Work instructions:
State how many lines in the entries below include the string "location", and give nothing beyond that number.

----------

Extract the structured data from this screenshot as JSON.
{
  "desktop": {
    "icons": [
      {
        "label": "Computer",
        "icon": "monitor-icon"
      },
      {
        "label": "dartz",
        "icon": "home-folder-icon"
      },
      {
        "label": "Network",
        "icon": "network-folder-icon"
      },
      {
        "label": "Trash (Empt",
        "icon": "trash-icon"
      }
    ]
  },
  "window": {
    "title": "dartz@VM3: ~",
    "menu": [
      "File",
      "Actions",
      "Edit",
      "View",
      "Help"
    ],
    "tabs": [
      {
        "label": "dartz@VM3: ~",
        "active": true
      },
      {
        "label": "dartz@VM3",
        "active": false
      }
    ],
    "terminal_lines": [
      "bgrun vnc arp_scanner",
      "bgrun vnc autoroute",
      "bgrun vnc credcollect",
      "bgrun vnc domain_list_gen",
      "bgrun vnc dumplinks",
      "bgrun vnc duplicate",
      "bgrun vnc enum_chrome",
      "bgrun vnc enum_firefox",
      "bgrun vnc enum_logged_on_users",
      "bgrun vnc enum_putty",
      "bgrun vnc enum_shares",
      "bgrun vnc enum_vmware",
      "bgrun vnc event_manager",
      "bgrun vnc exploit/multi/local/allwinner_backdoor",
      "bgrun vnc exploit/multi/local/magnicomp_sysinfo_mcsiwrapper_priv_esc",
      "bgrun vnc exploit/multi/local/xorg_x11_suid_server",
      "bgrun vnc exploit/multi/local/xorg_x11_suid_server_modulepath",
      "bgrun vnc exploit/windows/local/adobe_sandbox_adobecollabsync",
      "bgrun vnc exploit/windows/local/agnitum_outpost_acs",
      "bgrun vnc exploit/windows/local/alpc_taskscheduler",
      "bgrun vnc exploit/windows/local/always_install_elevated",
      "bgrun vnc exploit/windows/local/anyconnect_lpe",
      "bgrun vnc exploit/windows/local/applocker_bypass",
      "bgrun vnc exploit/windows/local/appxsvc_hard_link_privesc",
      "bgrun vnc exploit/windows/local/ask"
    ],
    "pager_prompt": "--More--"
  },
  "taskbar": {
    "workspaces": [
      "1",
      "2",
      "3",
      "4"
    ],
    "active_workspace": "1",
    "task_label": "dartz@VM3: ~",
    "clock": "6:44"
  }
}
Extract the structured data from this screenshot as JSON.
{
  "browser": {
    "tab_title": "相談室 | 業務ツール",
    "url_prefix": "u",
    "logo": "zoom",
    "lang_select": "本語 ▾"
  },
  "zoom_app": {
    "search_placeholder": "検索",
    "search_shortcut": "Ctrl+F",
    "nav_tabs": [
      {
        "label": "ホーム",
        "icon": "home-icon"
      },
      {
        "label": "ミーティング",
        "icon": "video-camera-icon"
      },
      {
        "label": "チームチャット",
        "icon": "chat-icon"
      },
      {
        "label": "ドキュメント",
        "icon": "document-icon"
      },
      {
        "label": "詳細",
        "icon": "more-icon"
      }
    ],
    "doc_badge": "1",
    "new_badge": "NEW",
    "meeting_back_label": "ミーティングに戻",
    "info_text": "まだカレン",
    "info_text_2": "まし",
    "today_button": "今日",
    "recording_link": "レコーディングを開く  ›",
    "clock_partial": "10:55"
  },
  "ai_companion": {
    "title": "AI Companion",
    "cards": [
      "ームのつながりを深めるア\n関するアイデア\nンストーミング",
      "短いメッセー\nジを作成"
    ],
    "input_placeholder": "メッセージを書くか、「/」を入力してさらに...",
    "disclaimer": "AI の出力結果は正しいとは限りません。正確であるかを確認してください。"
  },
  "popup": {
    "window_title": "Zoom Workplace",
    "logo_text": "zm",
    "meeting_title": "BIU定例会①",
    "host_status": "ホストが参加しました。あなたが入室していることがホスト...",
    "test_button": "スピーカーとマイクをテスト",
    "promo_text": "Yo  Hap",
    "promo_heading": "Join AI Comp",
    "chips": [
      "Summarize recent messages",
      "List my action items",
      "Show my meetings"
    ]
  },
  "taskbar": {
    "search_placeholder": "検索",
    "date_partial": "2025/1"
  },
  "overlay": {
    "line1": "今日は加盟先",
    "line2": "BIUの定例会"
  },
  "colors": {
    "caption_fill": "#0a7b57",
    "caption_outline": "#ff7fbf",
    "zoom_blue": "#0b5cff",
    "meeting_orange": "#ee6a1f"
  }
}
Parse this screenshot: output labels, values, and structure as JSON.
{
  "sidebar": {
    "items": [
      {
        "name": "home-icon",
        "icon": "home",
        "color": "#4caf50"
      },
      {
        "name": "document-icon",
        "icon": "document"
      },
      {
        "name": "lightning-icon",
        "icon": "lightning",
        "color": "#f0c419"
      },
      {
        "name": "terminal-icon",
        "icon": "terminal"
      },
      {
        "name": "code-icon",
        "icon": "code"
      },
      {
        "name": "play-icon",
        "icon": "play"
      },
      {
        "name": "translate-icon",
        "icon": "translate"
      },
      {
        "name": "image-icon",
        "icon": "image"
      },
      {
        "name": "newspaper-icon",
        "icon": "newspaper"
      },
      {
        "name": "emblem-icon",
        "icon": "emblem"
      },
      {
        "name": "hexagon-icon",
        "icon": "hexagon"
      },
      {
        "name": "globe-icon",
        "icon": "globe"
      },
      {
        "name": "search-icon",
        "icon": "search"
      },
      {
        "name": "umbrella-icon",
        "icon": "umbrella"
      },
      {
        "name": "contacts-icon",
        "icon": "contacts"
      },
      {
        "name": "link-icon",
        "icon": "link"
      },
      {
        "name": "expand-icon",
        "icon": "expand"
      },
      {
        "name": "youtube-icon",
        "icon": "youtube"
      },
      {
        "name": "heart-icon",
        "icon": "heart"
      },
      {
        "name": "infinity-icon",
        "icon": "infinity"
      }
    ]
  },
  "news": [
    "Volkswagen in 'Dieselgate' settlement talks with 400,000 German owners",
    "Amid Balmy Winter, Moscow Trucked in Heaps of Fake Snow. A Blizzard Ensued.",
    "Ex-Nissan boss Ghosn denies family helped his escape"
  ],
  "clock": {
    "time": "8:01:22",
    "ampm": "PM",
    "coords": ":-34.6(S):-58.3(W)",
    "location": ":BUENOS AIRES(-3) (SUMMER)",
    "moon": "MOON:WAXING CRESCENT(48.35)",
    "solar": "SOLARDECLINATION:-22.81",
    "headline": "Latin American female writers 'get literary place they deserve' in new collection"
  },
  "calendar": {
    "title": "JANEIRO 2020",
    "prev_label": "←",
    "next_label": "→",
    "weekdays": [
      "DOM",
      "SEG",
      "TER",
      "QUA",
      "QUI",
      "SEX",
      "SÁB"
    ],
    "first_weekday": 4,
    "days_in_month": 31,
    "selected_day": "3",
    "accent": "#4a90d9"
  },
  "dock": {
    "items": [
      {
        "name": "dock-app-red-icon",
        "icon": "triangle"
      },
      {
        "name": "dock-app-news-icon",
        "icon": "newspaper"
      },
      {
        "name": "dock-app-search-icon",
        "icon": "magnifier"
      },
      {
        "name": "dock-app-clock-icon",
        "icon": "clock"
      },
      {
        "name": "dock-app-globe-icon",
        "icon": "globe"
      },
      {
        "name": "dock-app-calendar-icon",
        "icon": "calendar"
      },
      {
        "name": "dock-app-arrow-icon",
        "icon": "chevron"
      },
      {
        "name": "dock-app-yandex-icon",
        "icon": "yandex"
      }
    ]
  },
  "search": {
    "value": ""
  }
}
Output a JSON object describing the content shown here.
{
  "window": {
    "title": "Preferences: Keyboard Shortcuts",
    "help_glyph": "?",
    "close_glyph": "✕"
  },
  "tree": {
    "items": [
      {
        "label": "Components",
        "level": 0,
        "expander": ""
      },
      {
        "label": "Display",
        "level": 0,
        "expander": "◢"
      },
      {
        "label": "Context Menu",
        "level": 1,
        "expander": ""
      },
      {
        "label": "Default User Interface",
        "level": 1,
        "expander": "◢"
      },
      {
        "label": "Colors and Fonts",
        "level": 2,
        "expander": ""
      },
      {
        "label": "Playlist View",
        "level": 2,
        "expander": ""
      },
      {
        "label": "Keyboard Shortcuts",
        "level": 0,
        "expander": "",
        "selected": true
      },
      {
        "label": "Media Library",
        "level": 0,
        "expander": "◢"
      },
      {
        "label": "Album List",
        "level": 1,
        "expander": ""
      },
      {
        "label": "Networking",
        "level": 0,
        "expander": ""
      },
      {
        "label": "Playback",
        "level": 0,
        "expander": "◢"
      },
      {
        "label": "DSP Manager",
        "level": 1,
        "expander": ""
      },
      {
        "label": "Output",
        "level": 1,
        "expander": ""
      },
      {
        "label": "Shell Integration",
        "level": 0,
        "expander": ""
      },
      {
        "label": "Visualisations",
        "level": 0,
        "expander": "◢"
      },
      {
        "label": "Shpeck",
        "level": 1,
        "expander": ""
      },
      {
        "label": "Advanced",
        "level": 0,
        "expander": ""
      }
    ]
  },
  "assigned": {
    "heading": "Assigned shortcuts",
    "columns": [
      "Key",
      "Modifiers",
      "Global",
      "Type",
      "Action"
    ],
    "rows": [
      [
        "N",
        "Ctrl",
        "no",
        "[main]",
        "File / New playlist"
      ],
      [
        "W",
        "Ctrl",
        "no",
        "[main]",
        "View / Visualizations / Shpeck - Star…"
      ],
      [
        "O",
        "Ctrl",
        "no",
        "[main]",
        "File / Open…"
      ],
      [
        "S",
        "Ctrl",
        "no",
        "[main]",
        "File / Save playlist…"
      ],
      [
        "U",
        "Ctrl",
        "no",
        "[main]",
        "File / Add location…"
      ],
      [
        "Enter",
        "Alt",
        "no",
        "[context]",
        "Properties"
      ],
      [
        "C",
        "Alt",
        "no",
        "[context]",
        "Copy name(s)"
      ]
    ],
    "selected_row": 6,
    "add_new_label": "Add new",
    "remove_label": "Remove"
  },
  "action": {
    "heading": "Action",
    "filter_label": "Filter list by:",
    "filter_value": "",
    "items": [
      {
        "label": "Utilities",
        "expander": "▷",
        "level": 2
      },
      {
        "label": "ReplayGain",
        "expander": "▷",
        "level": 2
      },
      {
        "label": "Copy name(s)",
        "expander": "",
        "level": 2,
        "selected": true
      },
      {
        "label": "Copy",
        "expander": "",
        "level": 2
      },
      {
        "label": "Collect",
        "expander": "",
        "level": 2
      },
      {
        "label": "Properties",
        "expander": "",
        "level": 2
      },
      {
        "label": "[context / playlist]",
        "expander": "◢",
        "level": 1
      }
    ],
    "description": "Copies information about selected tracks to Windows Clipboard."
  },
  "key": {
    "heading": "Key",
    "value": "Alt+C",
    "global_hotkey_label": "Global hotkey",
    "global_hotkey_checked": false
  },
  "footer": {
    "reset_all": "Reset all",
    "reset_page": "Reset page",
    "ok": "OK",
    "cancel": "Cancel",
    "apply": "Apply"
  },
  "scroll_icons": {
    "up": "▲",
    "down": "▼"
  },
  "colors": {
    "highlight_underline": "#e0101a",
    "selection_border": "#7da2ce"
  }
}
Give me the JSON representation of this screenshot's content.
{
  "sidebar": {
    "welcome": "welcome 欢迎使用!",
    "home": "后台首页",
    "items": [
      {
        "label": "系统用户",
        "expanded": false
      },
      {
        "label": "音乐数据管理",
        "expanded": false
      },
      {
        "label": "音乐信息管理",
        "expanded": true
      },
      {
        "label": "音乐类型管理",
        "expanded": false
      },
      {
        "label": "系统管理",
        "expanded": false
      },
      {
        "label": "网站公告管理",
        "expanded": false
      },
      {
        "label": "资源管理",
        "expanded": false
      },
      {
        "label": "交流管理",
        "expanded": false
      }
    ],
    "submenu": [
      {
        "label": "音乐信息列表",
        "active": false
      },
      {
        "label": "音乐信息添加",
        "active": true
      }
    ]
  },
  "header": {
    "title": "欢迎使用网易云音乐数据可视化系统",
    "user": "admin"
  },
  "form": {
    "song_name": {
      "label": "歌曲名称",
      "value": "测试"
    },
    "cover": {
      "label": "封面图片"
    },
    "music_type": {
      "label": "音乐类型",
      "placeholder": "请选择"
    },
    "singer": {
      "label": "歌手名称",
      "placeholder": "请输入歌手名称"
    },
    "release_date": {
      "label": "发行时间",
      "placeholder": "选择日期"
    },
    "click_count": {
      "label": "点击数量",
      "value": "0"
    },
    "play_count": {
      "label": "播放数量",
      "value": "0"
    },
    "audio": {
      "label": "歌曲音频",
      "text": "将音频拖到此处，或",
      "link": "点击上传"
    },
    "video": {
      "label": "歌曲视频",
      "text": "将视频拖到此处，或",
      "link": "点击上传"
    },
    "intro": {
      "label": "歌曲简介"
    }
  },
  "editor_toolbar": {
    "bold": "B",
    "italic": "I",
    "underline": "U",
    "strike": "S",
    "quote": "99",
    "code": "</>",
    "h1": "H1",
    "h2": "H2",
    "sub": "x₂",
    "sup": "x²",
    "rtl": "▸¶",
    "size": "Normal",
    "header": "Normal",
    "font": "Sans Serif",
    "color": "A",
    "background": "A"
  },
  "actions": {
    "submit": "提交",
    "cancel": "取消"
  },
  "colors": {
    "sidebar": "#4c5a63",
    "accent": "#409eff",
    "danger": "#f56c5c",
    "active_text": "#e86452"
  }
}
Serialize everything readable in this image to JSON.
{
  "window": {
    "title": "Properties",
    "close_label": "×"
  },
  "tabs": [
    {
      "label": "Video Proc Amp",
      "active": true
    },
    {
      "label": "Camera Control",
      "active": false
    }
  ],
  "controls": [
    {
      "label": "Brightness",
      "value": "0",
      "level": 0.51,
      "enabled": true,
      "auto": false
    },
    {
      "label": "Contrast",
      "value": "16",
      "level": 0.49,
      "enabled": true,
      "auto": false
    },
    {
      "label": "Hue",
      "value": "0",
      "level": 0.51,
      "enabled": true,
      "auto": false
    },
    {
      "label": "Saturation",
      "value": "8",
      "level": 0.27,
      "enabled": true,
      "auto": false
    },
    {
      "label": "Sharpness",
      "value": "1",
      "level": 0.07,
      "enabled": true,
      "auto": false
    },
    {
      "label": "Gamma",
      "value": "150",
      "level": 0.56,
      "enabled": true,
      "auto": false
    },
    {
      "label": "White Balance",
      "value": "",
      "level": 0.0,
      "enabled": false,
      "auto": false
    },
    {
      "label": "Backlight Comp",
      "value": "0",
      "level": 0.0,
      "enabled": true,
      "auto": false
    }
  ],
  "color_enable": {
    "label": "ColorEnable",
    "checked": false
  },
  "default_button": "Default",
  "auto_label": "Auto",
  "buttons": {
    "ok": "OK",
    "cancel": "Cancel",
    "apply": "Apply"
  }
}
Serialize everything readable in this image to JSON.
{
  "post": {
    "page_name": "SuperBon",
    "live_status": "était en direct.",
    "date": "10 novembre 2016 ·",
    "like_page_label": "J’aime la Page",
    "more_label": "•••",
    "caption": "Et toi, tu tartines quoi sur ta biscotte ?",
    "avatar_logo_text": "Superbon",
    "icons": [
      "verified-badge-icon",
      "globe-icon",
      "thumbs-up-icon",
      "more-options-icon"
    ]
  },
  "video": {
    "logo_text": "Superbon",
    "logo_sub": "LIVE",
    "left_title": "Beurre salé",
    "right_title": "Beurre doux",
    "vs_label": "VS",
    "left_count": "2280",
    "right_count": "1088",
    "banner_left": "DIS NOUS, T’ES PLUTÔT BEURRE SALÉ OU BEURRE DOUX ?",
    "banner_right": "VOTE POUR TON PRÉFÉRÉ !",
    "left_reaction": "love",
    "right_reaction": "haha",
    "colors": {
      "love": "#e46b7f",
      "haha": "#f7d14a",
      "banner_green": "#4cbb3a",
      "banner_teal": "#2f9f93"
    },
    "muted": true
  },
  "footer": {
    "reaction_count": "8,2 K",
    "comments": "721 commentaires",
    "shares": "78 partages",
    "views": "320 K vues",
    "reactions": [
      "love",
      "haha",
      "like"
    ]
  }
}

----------

Answer section:
2